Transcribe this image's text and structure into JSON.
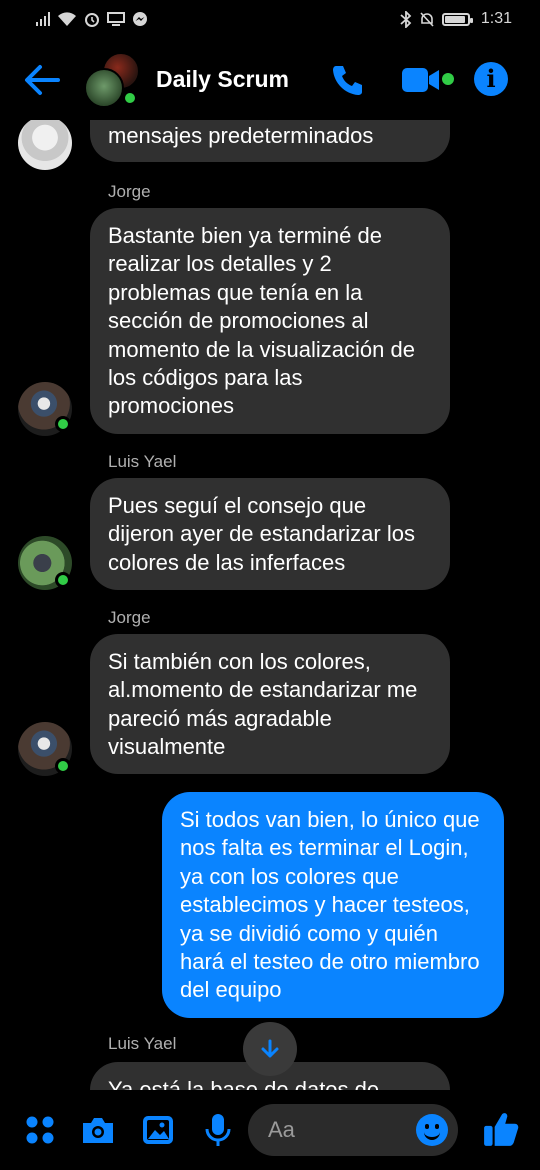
{
  "status_bar": {
    "time": "1:31"
  },
  "header": {
    "title": "Daily Scrum"
  },
  "messages": [
    {
      "id": "m0",
      "sender": "",
      "text": "mensajes predeterminados"
    },
    {
      "id": "m1",
      "sender": "Jorge",
      "text": "Bastante bien ya terminé de realizar los detalles y 2 problemas que tenía en la sección de promociones al momento de la visualización de los códigos para las promociones"
    },
    {
      "id": "m2",
      "sender": "Luis Yael",
      "text": "Pues seguí el consejo que dijeron ayer de estandarizar los colores de las inferfaces"
    },
    {
      "id": "m3",
      "sender": "Jorge",
      "text": "Si también con los colores, al.momento de estandarizar me pareció más agradable visualmente"
    },
    {
      "id": "m4",
      "sender": "",
      "text": "Si todos van bien, lo único que nos falta es terminar el Login, ya con los colores que establecimos y hacer testeos, ya se dividió como y quién hará el testeo de otro miembro del equipo"
    },
    {
      "id": "m5",
      "sender": "Luis Yael",
      "text": "Ya está la base de datos de"
    }
  ],
  "composer": {
    "placeholder": "Aa"
  },
  "colors": {
    "accent": "#0a84ff",
    "online": "#31cc46",
    "bubble_incoming": "#303030",
    "background": "#000000"
  }
}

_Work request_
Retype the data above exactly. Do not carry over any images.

_Answer section_
Transcribe this image's text and structure into JSON.
{
  "status_bar": {
    "time": "1:31"
  },
  "header": {
    "title": "Daily Scrum"
  },
  "messages": [
    {
      "id": "m0",
      "sender": "",
      "text": "mensajes predeterminados"
    },
    {
      "id": "m1",
      "sender": "Jorge",
      "text": "Bastante bien ya terminé de realizar los detalles y 2 problemas que tenía en la sección de promociones al momento de la visualización de los códigos para las promociones"
    },
    {
      "id": "m2",
      "sender": "Luis Yael",
      "text": "Pues seguí el consejo que dijeron ayer de estandarizar los colores de las inferfaces"
    },
    {
      "id": "m3",
      "sender": "Jorge",
      "text": "Si también con los colores, al.momento de estandarizar me pareció más agradable visualmente"
    },
    {
      "id": "m4",
      "sender": "",
      "text": "Si todos van bien, lo único que nos falta es terminar el Login, ya con los colores que establecimos y hacer testeos, ya se dividió como y quién hará el testeo de otro miembro del equipo"
    },
    {
      "id": "m5",
      "sender": "Luis Yael",
      "text": "Ya está la base de datos de"
    }
  ],
  "composer": {
    "placeholder": "Aa"
  },
  "colors": {
    "accent": "#0a84ff",
    "online": "#31cc46",
    "bubble_incoming": "#303030",
    "background": "#000000"
  }
}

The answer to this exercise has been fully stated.